A priest brought them to a “place for food and rest” where they slept two nights. “It was wonderful; I helped cook,” she said.

Even better than the food and shelter, is the fact that they offered help in finding her husband and daughter.

Meanwhile, back in Kansas, Ana’s mother and sister obtained the aid of a minister. He enlisted the help of his congregation to raise the gas money so that he personally drive to Texas, pick up Ana’s family, and bring them back to Kansas. It turned out that Ana’s husband and their little girl had been released after only two hours of incarceration, and had been given shelter by her husband’s friend in Dallas.

As the Register spoke to Ana, her husband and daughter were packing their bags to begin the end of their long journey. “They should be here tomorrow,” Ana said with a broad grin. “When we talk on the phone, we want to have each other in our arms so bad that we cry. He’s my support.
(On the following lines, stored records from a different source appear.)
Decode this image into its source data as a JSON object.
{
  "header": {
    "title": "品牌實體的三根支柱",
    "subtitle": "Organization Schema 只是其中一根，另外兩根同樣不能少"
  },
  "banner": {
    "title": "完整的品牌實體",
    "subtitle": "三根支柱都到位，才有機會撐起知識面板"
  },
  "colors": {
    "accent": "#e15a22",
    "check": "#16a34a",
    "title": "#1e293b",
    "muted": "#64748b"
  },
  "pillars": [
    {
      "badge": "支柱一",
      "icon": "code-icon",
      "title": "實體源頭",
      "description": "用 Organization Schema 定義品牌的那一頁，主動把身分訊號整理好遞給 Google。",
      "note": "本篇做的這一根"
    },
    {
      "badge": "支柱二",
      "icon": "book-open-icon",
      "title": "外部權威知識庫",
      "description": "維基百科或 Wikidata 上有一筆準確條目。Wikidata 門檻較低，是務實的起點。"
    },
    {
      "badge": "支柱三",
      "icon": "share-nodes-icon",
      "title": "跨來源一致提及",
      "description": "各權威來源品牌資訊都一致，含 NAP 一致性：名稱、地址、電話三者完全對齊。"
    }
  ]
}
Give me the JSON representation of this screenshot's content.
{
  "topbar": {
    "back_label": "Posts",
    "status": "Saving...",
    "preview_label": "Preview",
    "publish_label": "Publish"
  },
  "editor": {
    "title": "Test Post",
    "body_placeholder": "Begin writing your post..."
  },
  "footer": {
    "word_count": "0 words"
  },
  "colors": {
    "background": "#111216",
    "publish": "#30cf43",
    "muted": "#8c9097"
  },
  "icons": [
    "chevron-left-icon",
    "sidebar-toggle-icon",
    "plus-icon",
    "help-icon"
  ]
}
He’s my shoulder.”

Soon they will have to report to the immigration office in Wichita where they will have the difficult task of proving that “the fear; the absolute fear” of staying in their homeland is real.

If they are unable to do so, the family faces the very real possibility of being deported back to the violence they left behind.

Posted in News, Peace & Justice Blog